##### DATASET CONTENT
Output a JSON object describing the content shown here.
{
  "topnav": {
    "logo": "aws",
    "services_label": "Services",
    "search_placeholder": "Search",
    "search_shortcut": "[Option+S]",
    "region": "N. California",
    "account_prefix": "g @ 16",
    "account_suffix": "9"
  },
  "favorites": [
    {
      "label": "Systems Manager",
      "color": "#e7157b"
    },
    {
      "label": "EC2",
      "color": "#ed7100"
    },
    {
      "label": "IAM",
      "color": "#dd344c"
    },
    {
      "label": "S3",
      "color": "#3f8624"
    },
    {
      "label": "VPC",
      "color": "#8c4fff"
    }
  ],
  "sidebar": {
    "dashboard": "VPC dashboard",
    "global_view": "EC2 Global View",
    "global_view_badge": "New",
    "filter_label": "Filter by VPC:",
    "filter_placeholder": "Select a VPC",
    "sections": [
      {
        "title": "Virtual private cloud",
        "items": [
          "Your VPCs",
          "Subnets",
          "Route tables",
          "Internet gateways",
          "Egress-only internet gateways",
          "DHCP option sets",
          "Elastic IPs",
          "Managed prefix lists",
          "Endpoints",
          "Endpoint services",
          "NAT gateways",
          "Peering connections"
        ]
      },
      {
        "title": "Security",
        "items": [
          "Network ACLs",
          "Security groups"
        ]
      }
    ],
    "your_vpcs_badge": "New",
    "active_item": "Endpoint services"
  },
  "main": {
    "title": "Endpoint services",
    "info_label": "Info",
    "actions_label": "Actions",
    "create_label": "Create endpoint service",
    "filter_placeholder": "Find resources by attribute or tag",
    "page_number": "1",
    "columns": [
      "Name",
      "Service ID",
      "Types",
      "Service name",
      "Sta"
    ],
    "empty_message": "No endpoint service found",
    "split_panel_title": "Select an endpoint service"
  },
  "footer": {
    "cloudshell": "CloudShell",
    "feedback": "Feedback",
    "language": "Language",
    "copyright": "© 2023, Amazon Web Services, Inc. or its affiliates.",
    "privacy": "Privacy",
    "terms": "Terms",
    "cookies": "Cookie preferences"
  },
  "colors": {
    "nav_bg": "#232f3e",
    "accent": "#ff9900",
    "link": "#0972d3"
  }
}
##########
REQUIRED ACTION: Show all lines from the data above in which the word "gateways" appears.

EXPECTED ANSWER:
          "Internet gateways",
          "Egress-only internet gateways",
          "NAT gateways",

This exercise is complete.